Dataset entries

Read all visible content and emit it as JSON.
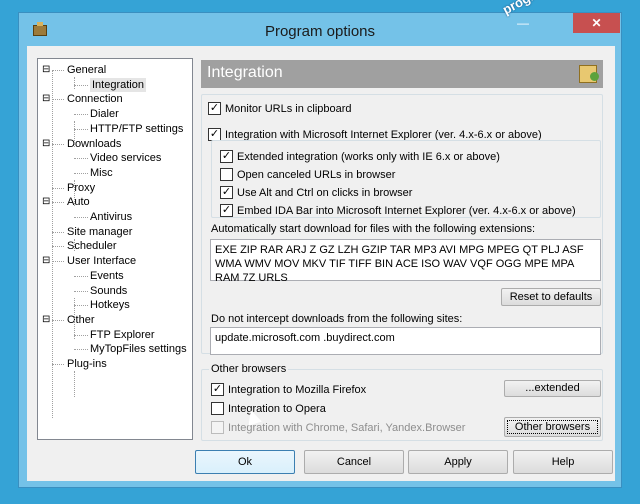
{
  "window": {
    "title": "Program options",
    "minimize": "—",
    "close": "✕"
  },
  "watermark": "programecalculator.ro",
  "tree": [
    {
      "label": "General",
      "toggle": "⊟",
      "level": 0
    },
    {
      "label": "Integration",
      "level": 1,
      "selected": true
    },
    {
      "label": "Connection",
      "toggle": "⊟",
      "level": 0
    },
    {
      "label": "Dialer",
      "level": 1
    },
    {
      "label": "HTTP/FTP settings",
      "level": 1
    },
    {
      "label": "Downloads",
      "toggle": "⊟",
      "level": 0
    },
    {
      "label": "Video services",
      "level": 1
    },
    {
      "label": "Misc",
      "level": 1
    },
    {
      "label": "Proxy",
      "level": 0
    },
    {
      "label": "Auto",
      "toggle": "⊟",
      "level": 0
    },
    {
      "label": "Antivirus",
      "level": 1
    },
    {
      "label": "Site manager",
      "level": 0
    },
    {
      "label": "Scheduler",
      "level": 0
    },
    {
      "label": "User Interface",
      "toggle": "⊟",
      "level": 0
    },
    {
      "label": "Events",
      "level": 1
    },
    {
      "label": "Sounds",
      "level": 1
    },
    {
      "label": "Hotkeys",
      "level": 1
    },
    {
      "label": "Other",
      "toggle": "⊟",
      "level": 0
    },
    {
      "label": "FTP Explorer",
      "level": 1
    },
    {
      "label": "MyTopFiles settings",
      "level": 1
    },
    {
      "label": "Plug-ins",
      "level": 0
    }
  ],
  "panel": {
    "title": "Integration",
    "monitor_urls": {
      "label": "Monitor URLs in clipboard",
      "checked": true
    },
    "ie_integration": {
      "label": "Integration with Microsoft Internet Explorer (ver. 4.x-6.x or above)",
      "checked": true
    },
    "extended_integration": {
      "label": "Extended integration (works only with IE 6.x or above)",
      "checked": true
    },
    "open_canceled": {
      "label": "Open canceled URLs in browser",
      "checked": false
    },
    "alt_ctrl": {
      "label": "Use Alt and Ctrl on clicks in browser",
      "checked": true
    },
    "embed_bar": {
      "label": "Embed IDA Bar into Microsoft Internet Explorer (ver. 4.x-6.x or above)",
      "checked": true
    },
    "extensions_label": "Automatically start download for files with the following extensions:",
    "extensions_value": "EXE ZIP RAR ARJ Z GZ LZH GZIP TAR MP3 AVI MPG MPEG QT PLJ ASF WMA WMV MOV MKV TIF TIFF BIN ACE ISO WAV VQF OGG MPE MPA RAM 7Z URLS",
    "reset_defaults": "Reset to defaults",
    "no_intercept_label": "Do not intercept downloads from the following sites:",
    "no_intercept_value": "update.microsoft.com .buydirect.com",
    "other_browsers": {
      "group_label": "Other browsers",
      "firefox": {
        "label": "Integration to Mozilla Firefox",
        "checked": true
      },
      "opera": {
        "label": "Integration to Opera",
        "checked": false
      },
      "chrome": {
        "label": "Integration with Chrome, Safari, Yandex.Browser",
        "checked": false,
        "disabled": true
      },
      "extended_button": "...extended",
      "other_button": "Other browsers"
    }
  },
  "buttons": {
    "ok": "Ok",
    "cancel": "Cancel",
    "apply": "Apply",
    "help": "Help"
  },
  "check_glyph": "✓"
}
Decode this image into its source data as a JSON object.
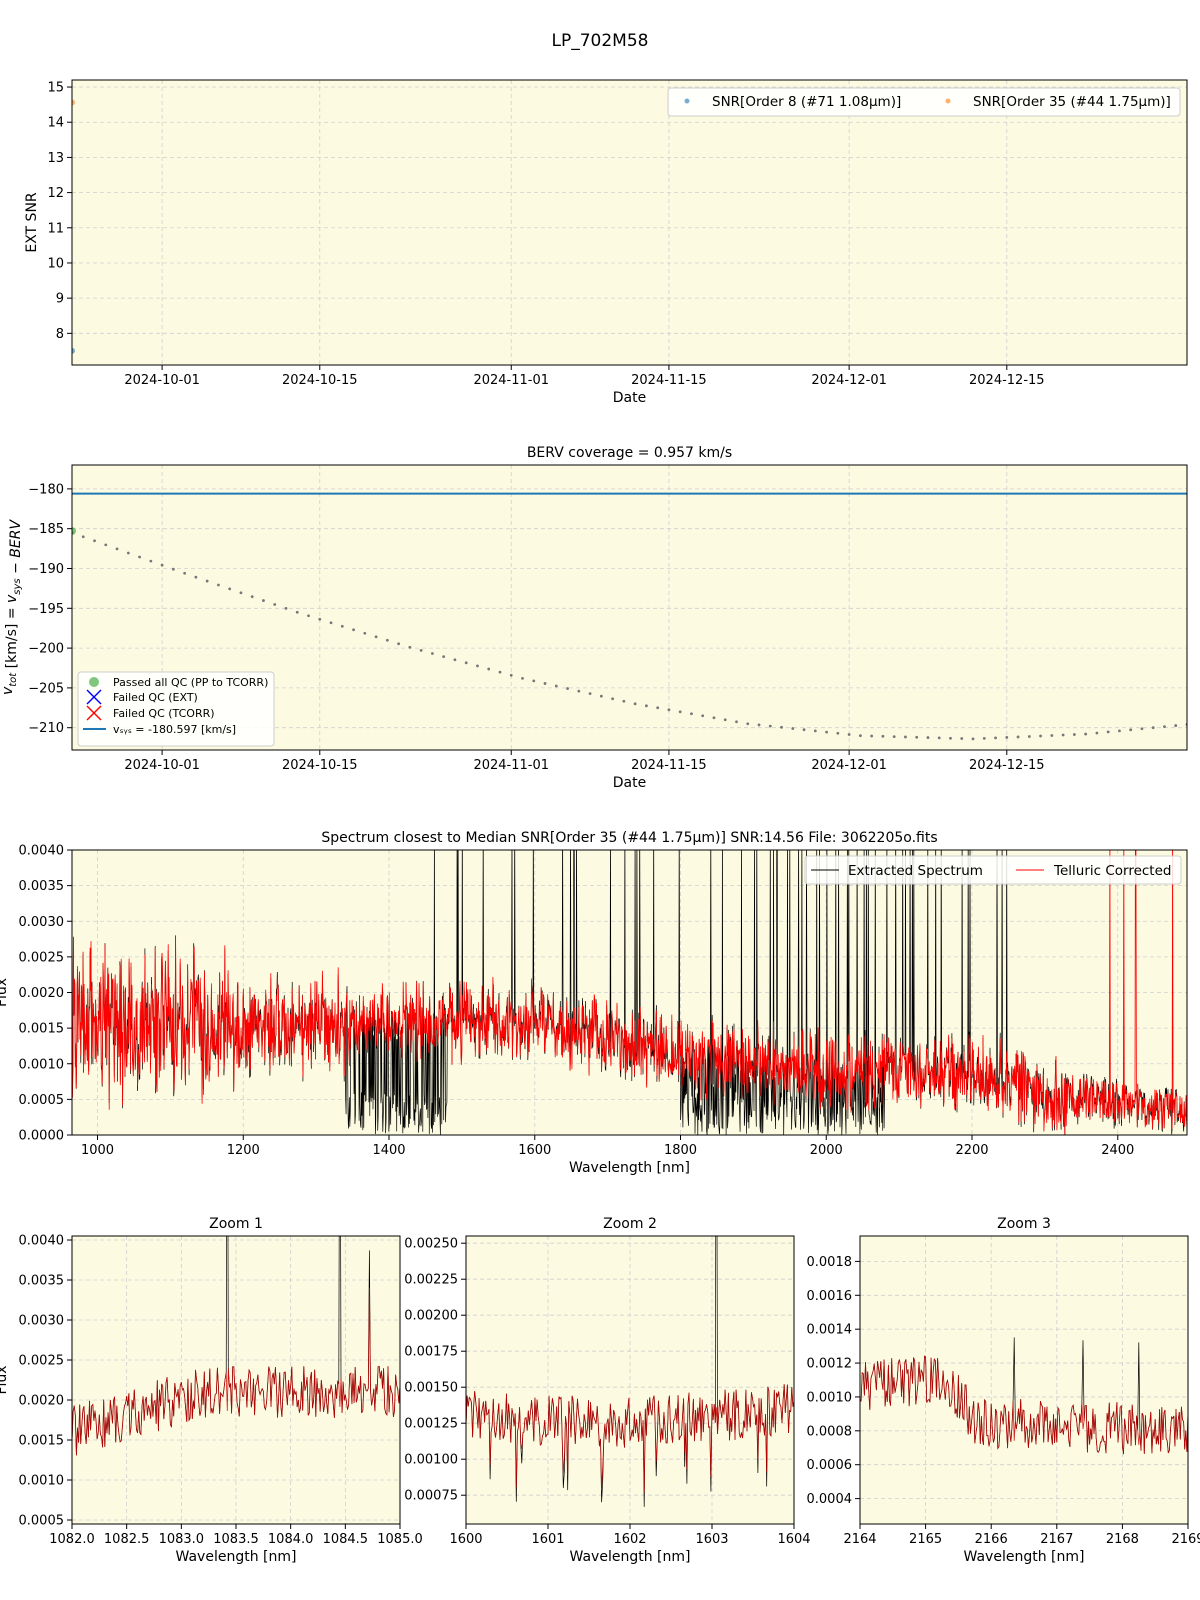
{
  "figure": {
    "title": "LP_702M58",
    "background": "#ffffff",
    "axes_facecolor": "#fcfbe2",
    "grid_color": "#cfcfcf"
  },
  "chart_data": [
    {
      "type": "scatter",
      "title": "",
      "xlabel": "Date",
      "ylabel": "EXT SNR",
      "x_range": [
        "2024-09-23",
        "2024-12-31"
      ],
      "ylim": [
        7.1,
        15.2
      ],
      "x_ticks": [
        "2024-10-01",
        "2024-10-15",
        "2024-11-01",
        "2024-11-15",
        "2024-12-01",
        "2024-12-15"
      ],
      "y_ticks": [
        8,
        9,
        10,
        11,
        12,
        13,
        14,
        15
      ],
      "grid": true,
      "legend_position": "top-right",
      "series": [
        {
          "name": "SNR[Order 8 (#71 1.08μm)]",
          "color": "#1f77b4",
          "points": [
            {
              "x": "2024-09-23",
              "y": 7.5
            }
          ]
        },
        {
          "name": "SNR[Order 35 (#44 1.75μm)]",
          "color": "#ff7f0e",
          "points": [
            {
              "x": "2024-09-23",
              "y": 14.56
            }
          ]
        }
      ]
    },
    {
      "type": "line",
      "title": "BERV coverage = 0.957 km/s",
      "xlabel": "Date",
      "ylabel": "v_tot [km/s] = v_sys − BERV",
      "x_range": [
        "2024-09-23",
        "2024-12-31"
      ],
      "ylim": [
        -212.8,
        -177.0
      ],
      "x_ticks": [
        "2024-10-01",
        "2024-10-15",
        "2024-11-01",
        "2024-11-15",
        "2024-12-01",
        "2024-12-15"
      ],
      "y_ticks": [
        -180,
        -185,
        -190,
        -195,
        -200,
        -205,
        -210
      ],
      "grid": true,
      "legend_position": "lower-left",
      "vsys": -180.597,
      "berv_curve": [
        {
          "x": "2024-09-23",
          "y": -185.5
        },
        {
          "x": "2024-10-03",
          "y": -190.6
        },
        {
          "x": "2024-10-13",
          "y": -195.5
        },
        {
          "x": "2024-10-23",
          "y": -199.9
        },
        {
          "x": "2024-11-02",
          "y": -203.8
        },
        {
          "x": "2024-11-12",
          "y": -207.0
        },
        {
          "x": "2024-11-22",
          "y": -209.5
        },
        {
          "x": "2024-12-02",
          "y": -211.0
        },
        {
          "x": "2024-12-12",
          "y": -211.4
        },
        {
          "x": "2024-12-22",
          "y": -210.8
        },
        {
          "x": "2024-12-31",
          "y": -209.6
        }
      ],
      "observations": [
        {
          "x": "2024-09-23",
          "y": -185.3
        }
      ],
      "legend": [
        {
          "label": "Passed all QC (PP to TCORR)",
          "marker": "circle",
          "color": "#2ca02c"
        },
        {
          "label": "Failed QC (EXT)",
          "marker": "x",
          "color": "#0000ff"
        },
        {
          "label": "Failed QC (TCORR)",
          "marker": "x",
          "color": "#ff0000"
        },
        {
          "label": "v_sys = -180.597 [km/s]",
          "marker": "line",
          "color": "#1f77b4"
        }
      ]
    },
    {
      "type": "line",
      "title": "Spectrum closest to Median SNR[Order 35 (#44 1.75μm)]     SNR:14.56     File: 3062205o.fits",
      "xlabel": "Wavelength [nm]",
      "ylabel": "Flux",
      "xlim": [
        965,
        2495
      ],
      "ylim": [
        0,
        0.004
      ],
      "x_ticks": [
        1000,
        1200,
        1400,
        1600,
        1800,
        2000,
        2200,
        2400
      ],
      "y_ticks": [
        0.0,
        0.0005,
        0.001,
        0.0015,
        0.002,
        0.0025,
        0.003,
        0.0035,
        0.004
      ],
      "y_tick_labels": [
        "0.0000",
        "0.0005",
        "0.0010",
        "0.0015",
        "0.0020",
        "0.0025",
        "0.0030",
        "0.0035",
        "0.0040"
      ],
      "grid": true,
      "legend_position": "top-right",
      "series": [
        {
          "name": "Extracted Spectrum",
          "color": "#000000"
        },
        {
          "name": "Telluric Corrected",
          "color": "#ff0000"
        }
      ],
      "continuum": [
        {
          "x": 965,
          "y": 0.0016
        },
        {
          "x": 1200,
          "y": 0.00155
        },
        {
          "x": 1400,
          "y": 0.0016
        },
        {
          "x": 1600,
          "y": 0.0016
        },
        {
          "x": 1800,
          "y": 0.0011
        },
        {
          "x": 2000,
          "y": 0.0009
        },
        {
          "x": 2200,
          "y": 0.0009
        },
        {
          "x": 2300,
          "y": 0.0006
        },
        {
          "x": 2495,
          "y": 0.0003
        }
      ]
    },
    {
      "type": "line",
      "title": "Zoom 1",
      "xlabel": "Wavelength [nm]",
      "ylabel": "Flux",
      "xlim": [
        1082.0,
        1085.0
      ],
      "ylim": [
        0.00045,
        0.00405
      ],
      "x_ticks": [
        1082.0,
        1082.5,
        1083.0,
        1083.5,
        1084.0,
        1084.5,
        1085.0
      ],
      "x_tick_labels": [
        "1082.0",
        "1082.5",
        "1083.0",
        "1083.5",
        "1084.0",
        "1084.5",
        "1085.0"
      ],
      "y_ticks": [
        0.0005,
        0.001,
        0.0015,
        0.002,
        0.0025,
        0.003,
        0.0035,
        0.004
      ],
      "y_tick_labels": [
        "0.0005",
        "0.0010",
        "0.0015",
        "0.0020",
        "0.0025",
        "0.0030",
        "0.0035",
        "0.0040"
      ],
      "grid": true,
      "continuum": [
        {
          "x": 1082.0,
          "y": 0.0016
        },
        {
          "x": 1083.2,
          "y": 0.0021
        },
        {
          "x": 1085.0,
          "y": 0.0021
        }
      ],
      "spikes": [
        1083.42,
        1084.45,
        1084.72
      ]
    },
    {
      "type": "line",
      "title": "Zoom 2",
      "xlabel": "Wavelength [nm]",
      "ylabel": "",
      "xlim": [
        1600,
        1604
      ],
      "ylim": [
        0.00055,
        0.00255
      ],
      "x_ticks": [
        1600,
        1601,
        1602,
        1603,
        1604
      ],
      "y_ticks": [
        0.00075,
        0.001,
        0.00125,
        0.0015,
        0.00175,
        0.002,
        0.00225,
        0.0025
      ],
      "y_tick_labels": [
        "0.00075",
        "0.00100",
        "0.00125",
        "0.00150",
        "0.00175",
        "0.00200",
        "0.00225",
        "0.00250"
      ],
      "grid": true,
      "continuum": [
        {
          "x": 1600,
          "y": 0.0013
        },
        {
          "x": 1602,
          "y": 0.00125
        },
        {
          "x": 1604,
          "y": 0.00135
        }
      ],
      "spikes": [
        1603.05
      ]
    },
    {
      "type": "line",
      "title": "Zoom 3",
      "xlabel": "Wavelength [nm]",
      "ylabel": "",
      "xlim": [
        2164,
        2169
      ],
      "ylim": [
        0.00025,
        0.00195
      ],
      "x_ticks": [
        2164,
        2165,
        2166,
        2167,
        2168,
        2169
      ],
      "y_ticks": [
        0.0004,
        0.0006,
        0.0008,
        0.001,
        0.0012,
        0.0014,
        0.0016,
        0.0018
      ],
      "y_tick_labels": [
        "0.0004",
        "0.0006",
        "0.0008",
        "0.0010",
        "0.0012",
        "0.0014",
        "0.0016",
        "0.0018"
      ],
      "grid": true,
      "continuum": [
        {
          "x": 2164,
          "y": 0.00105
        },
        {
          "x": 2165.2,
          "y": 0.00112
        },
        {
          "x": 2165.8,
          "y": 0.00085
        },
        {
          "x": 2169,
          "y": 0.0008
        }
      ],
      "spikes": [
        2166.35,
        2167.4,
        2168.25
      ]
    }
  ]
}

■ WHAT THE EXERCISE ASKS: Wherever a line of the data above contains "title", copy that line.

■ FINISHED TASK:
    "title": "Program options",
    "title": "Integration",
    "title": "LP_702M58",
      "title": "",
      "title": "BERV coverage = 0.957 km/s",
      "title": "Spectrum closest to Median SNR[Order 35 (#44 1.75μm)]     SNR:14.56     File: 3062205o.fits",
      "title": "Zoom 1",
      "title": "Zoom 2",
      "title": "Zoom 3",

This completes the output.